// Seconds           // Rad/Sec        // Multiplier
self.timeSinceOpenGlStarted = newRotationMultiplier * earthRotation;
matrixToRotate = GLKMatrix4Rotate(matrixToRotate, self.timeSinceOpenGlStarted, 0.0, 0.0, 1.0);

// Latch it so that when we stop rotating, it doesn't revert
self.effect.transform.modelviewMatrix = matrixToRotate;

}


How do I determine the radians to rotate the earth to show an ECI positions for a time to be the same location on the rotated globe ( in terms of latitude and longitude )? That is, how do I calculate for any UTC time in a day, how much to rotate the earth about the Z ( "Up" ) axis so that the ECI coordinates agree with the ECEF coordinates and the satellites appear to be in the same position over my 3D globe?

UPDATE:

I got it to work - thanks to the answer below! Here is the code:

    // Get the NSDate components
NSCalendar *currentCalendar = [NSCalendar currentCalendar];
[currentCalendar setTimeZone:[NSTimeZone timeZoneWithAbbreviation:@"UTC"]];
NSDateComponents *components = [currentCalendar components:NSCalendarUnitDay | NSCalendarUnitMonth | NSCalendarUnitYear | NSHourCalendarUnit | NSMinuteCalendarUnit | NSSecondCalendarUnit fromDate:self.eciDate];
[components setTimeZone:[NSTimeZone timeZoneWithAbbreviation:@"UTC"]];
NSInteger hour = [components hour];
NSInteger minute = [components minute];
NSInteger second = [components second];
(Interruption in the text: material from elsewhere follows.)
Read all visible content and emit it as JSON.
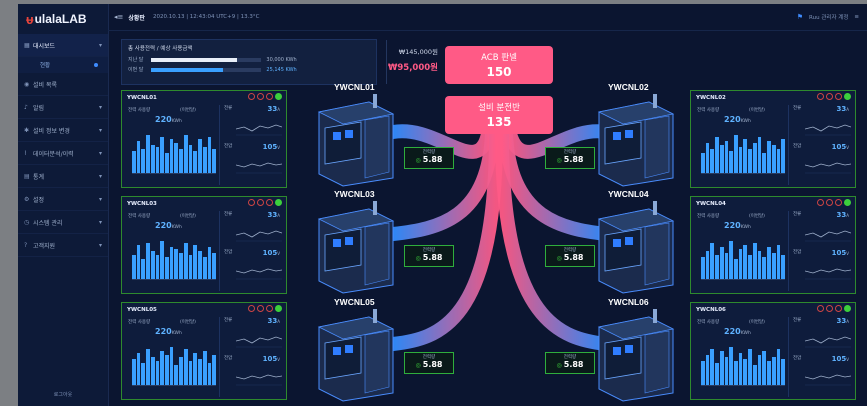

// Get UTC in terms of decimal hours
float utc = hour + (float)minute/60.0f + (float)second/3600.0f; // UTC is expressed in hours as a decimal number

//NSLog(@"UTC: %f H %f M %f S %f",utc,(float)hour,(float)minute/60.0f ,(float)second/3600.0f);

// Get the seconds since the last vernal equinox
double secondsSinceVernalEquinox = [self.eciDate timeIntervalSinceDate:appDelegate.lastVernalEquinox];

// Do the math
double d = secondsSinceVernalEquinox  / ( 60.0 * 60.0 * 24.0 ); // Give decimal days
double p = 365.242187; // Length of tropical year
double result = ( M_PI * 2 / 24 ) * ( utc - 12.0 ) + ( 2 * M_PI * d  / p );

// Seconds           // Rad/Sec        // Multiplier
self.timeSinceOpenGlStarted = result;
matrixToRotate = GLKMatrix4Rotate(matrixToRotate, self.timeSinceOpenGlStarted, 0.0, 0.0, 1.0);

// Latch it so that when we stop rotating, it doesn't revert
self.effect.transform.modelviewMatrix = matrixToRotate;

• My first answer was not entirely accurate (I think it's about 1.8 degrees off), because $d$ should be measured from the perihelion instead of the vernal equinox, plus an extra constant. However, I found a more accurate and simpler formula; see my updated answer. – Pulsar Feb 10 '14 at 4:03

The rotation angle $\theta$ is the angle between the vernal point and the meridian at Greenwich. This also corresponds with the Sidereal Time at Greenwich, converted to radians. For a given UTC time and a given date, the corresponding Greenwich (Mean) Sidereal Time (in hours and decimal parts of an hour) can be calculated as $$\text{GMST} = 18.697\,374\,558 + 24.065\,709\,824\,419\,d,$$ where $d$ is the interval, in UT1 days including any fraction of a day, since 2000 January 1, at 12h UT (source: US Naval Observatory). Of course, this must be reduced to the range 0h to 24h. The rotation angle is then simply $$\theta = \frac{2\pi}{24}\text{GMST}.$$